Professor A.W. Beeby
Popper has argued that the growth of scientific knowledge takes place as a result of the falsification of theories. Some of his ideas can be applied to engineering knowledge as well, but the falsification of the calculation procedure model (CPM) cannot actively sought. When engineering failures do occur, therefore, they provide invaluable opportunities for the growth of engineering knowledge, provided that we can isolate the component of the CPM that has been falsified. The two cases of failure discussed in this paper indicate that the design philosophy component of the CPM has been falsified. The two resulting suggestions for changing the CPM are (i) to control the progression of collapse in a structure so that greater warning given and (ii) to take into account the sensitivity to deviations from specifications when selecting structural alternatives.
A world-class facility has been developed by the Building Research Establishment at its
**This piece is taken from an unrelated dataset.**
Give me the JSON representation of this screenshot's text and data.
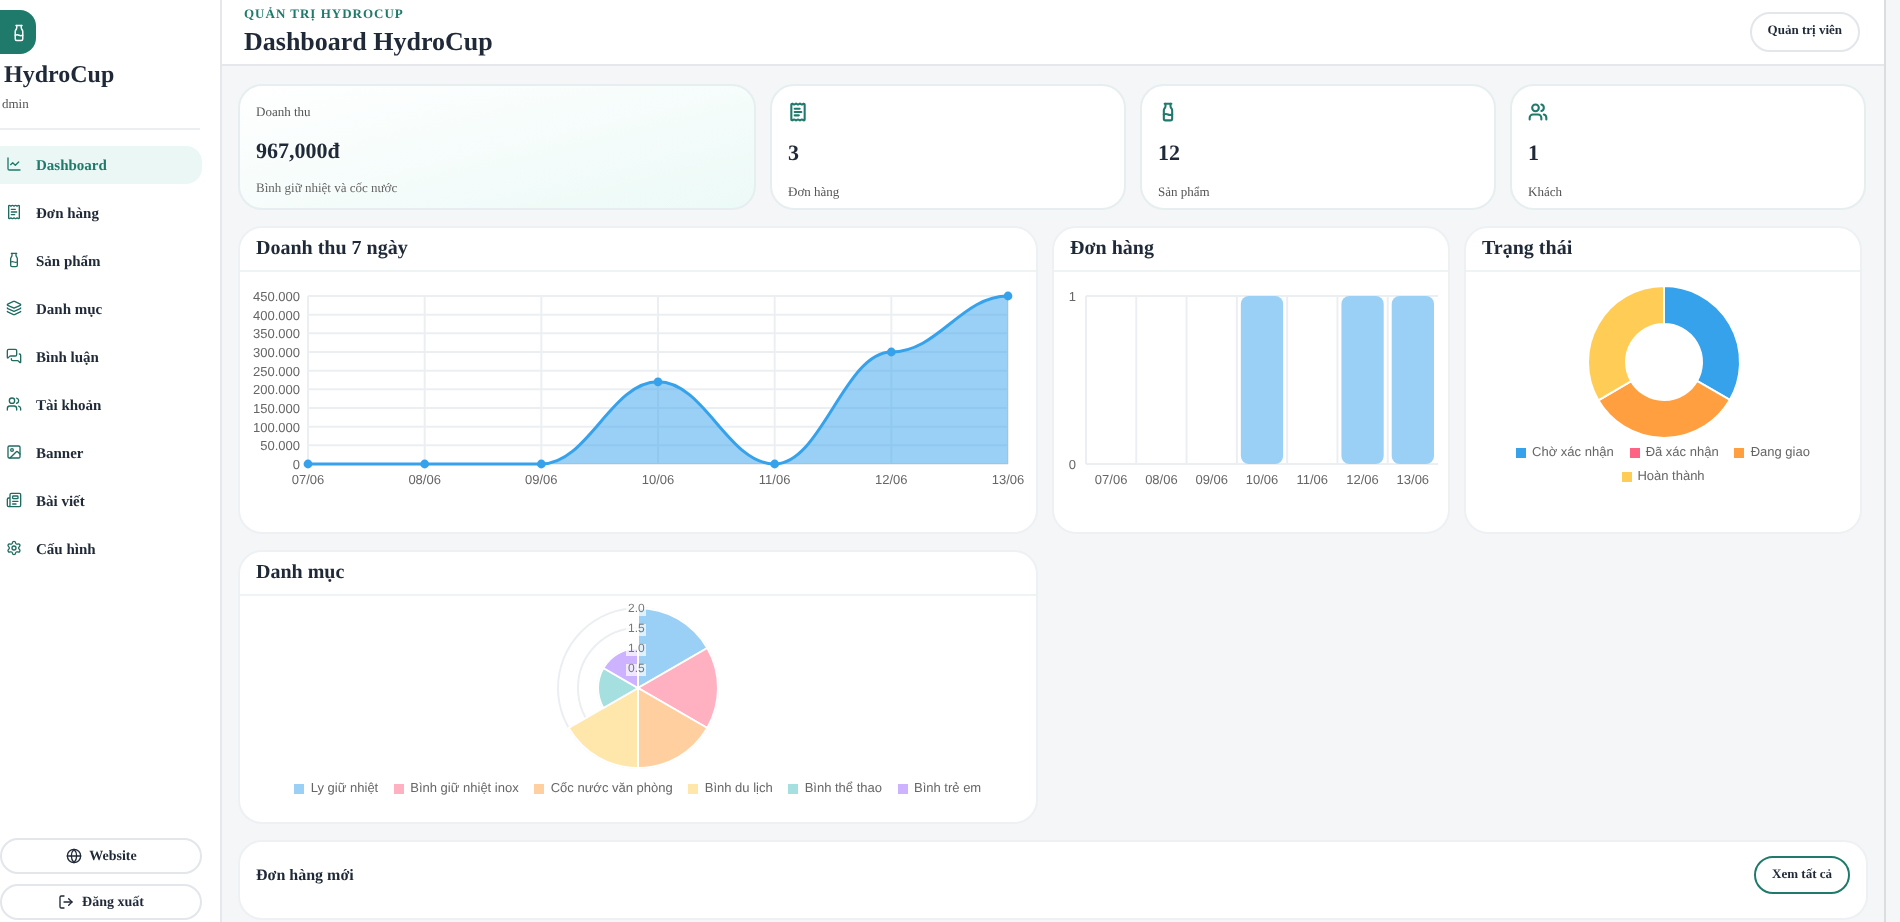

Cardington laboratory near Bedford. This facility can be used for testing structures up to 10 storeys in height under static, dynamic, accidental and fire loads. A 1O-year research programme to study the behaviour of complete buildings includes tests on steel, reinforced concrete, timber and masonry buildings. The first test building is a steel-framed structure representing an ofice block. Construction of the building has started, and a 2-year programme of research encompassing vertical loading, serviceability, vibration, blast, and fire and smoke tests is planned.
G.S.T. Armer and D.B. Moore